It’s no secret Jeff Bezos has been looking to crack health care. But no one expected him to pull in Warren Buffett and Jamie Dimon, too.
News on Tuesday that Bezos’s Amazon.com Inc., Buffett’s Berkshire Hathaway Inc. and JPMorgan Chase & Co., led by Dimon, plan to join forces to change how health care is provided to their combined 1 million U.S. employees sent shock waves through the health-care industry.
The plan, while in early stages and focused solely on the three giants’ staff for now, seems almost certain to set its sights on disrupting the broader industry. It’s the first big move by Amazon in the sector after months of speculation that the internet behemoth might make an entry. The Amazon-Berkshire-JPMorgan collaboration will likely pressure profits for middlemen in the health-care supply chain.
Details were scant in a short joint statement on Tuesday. The three companies said they plan to set up a new independent company “that is free from profit-making incentives and constraints.”
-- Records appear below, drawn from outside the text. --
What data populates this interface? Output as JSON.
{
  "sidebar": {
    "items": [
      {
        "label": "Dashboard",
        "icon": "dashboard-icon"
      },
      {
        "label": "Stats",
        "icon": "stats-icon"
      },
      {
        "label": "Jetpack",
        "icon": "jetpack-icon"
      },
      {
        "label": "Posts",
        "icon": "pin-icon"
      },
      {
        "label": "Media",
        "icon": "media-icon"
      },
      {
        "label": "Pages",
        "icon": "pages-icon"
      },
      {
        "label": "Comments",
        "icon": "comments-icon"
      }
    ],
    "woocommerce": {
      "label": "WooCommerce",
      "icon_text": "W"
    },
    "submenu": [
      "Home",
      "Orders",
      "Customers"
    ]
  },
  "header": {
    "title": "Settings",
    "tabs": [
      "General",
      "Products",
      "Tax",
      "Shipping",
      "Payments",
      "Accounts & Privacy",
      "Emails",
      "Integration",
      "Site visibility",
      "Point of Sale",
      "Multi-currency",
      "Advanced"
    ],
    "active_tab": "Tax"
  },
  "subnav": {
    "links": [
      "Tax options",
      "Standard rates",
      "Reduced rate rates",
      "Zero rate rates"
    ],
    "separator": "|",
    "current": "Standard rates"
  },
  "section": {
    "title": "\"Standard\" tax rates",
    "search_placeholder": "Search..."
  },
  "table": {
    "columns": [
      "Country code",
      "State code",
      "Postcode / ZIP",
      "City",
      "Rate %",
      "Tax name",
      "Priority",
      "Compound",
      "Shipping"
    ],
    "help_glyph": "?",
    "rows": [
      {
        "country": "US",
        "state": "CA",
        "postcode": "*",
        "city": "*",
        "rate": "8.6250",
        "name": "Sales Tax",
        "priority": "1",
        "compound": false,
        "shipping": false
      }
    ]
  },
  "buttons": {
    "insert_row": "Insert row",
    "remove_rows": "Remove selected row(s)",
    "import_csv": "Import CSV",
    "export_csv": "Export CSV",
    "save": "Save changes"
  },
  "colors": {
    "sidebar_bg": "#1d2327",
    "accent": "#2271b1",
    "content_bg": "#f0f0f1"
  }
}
It was enough to sink health-care stocks. Shares of Indianapolis-based health insurance giant Anthem Inc. had slipped by 5.6 percent by noon. Express Scripts Holding Co. and CVS Health Corp., which manage pharmacy benefits, slumped 9.7 percent and 5.7 percent, respectively, earlier in the morning.
The group announced the news in the very early stages because it plans to hire a CEO and start partnering with other organizations, according to a person familiar with the matter. The effort would be focused internally first, and the companies would bring their data and bargaining power to bear on lowering health-care costs, the person said. Potential ways to bring down costs include providing more transparency over the prices for doctor visits and lab tests, as well as by enabling direct purchasing of some medical items, the person said.
“I’m in favor of anything that helps move the markets a bit, incentivizes competition and puts pressure on the big insurance carriers,” said Ashraf Shehata, a partner in KPMG LLP’s health care and life sciences advisory practice in the U.S. “An employer coalition can do a lot of things. You can encourage reimbursement models and provide incentives for the use of technology.”
“Hard as it might be, reducing health care’s burden on the economy while improving outcomes for employees and their families would be worth the effort,” Bezos said in the statement. “Success is going to require talented experts, a beginner’s mind, and a long-term orientation.”
The initial focus of the new company will be on technology solutions that will provide U.S. employees and their families with simplified, high-quality and transparent health care at a reasonable costs. In the statement, JPMorgan CEO Dimon said the initiative could ultimately expand beyond the three companies.
“Our goal is to create solutions that benefit our U.S. employees, their families and, potentially, all Americans,” he said.
Health-care spending was estimated to account for about 18 percent of the U.S. economy last year, far more than in other developed nations. Despite efforts to curb costs, studies suggest that U.S. doctors and hospitals continue to provide too much health care. In a survey of physicians’ perspectives published last year in the journal PLOS One, the average estimate was that 20 percent of medical care was unneeded, including about a quarter of tests, a fifth of prescriptions and more than one in 10 medical procedures.
Amazon, Berkshire and JPMorgan are among the largest private employers in the U.S., with more than 1 million workers combined. And they’re among the most valuable, with a combined market capitalization of $1.6 trillion, according to data compiled by Bloomberg.
This isn’t the first time big companies have teamed up in an effort to tackle health-care cost. International Business Machines Corp., Berkshire’s BNSF Railway and American Express Co. were among the founding members of the Health Transformation Alliance, which now includes about 40 big companies that want to transform health care. The group ultimately partnered with existing industry players including CVS and UnitedHealth Group Inc.’s OptumRx.
The latest effort is being spearheaded by Todd Combs, who helps oversee investments at Berkshire; Marvelle Sullivan Berchtold, a managing director of JPMorgan; and Beth Galetti, a senior vice president for human resources at Amazon.
Buffett handpicked Combs in 2010 as one of his two key stockpickers. Combs, 47, has been taking on a larger role at Berkshire in recent years, and Buffett has said that Combs and Ted Weschler, who also helps oversee investments, will eventually manage the company’s whole portfolio. Combs also joined JPMorgan’s board in 2016.
Sullivan Berchtold joined JPMorgan in August after eight years at the Swiss pharmaceutical company Novartis AG, where she was most recently the global head of mergers and acquisitions, according to her LinkedIn profile.
The management team, location of the headquarters and other operational details will be announced later, the companies said.
Buffett has long bemoaned the cost of U.S. health care. Last year, he came out in favor of drastic changes in the U.S. health system, telling "PBS NewsHour" that government-run health care is probably the best approach and would bring down costs.
“The ballooning costs of health care act as a hungry tapeworm on the American economy,” Buffett said in Tuesday’s statement. “Our group does not come to this problem with answers. But we also do not accept it as inevitable.”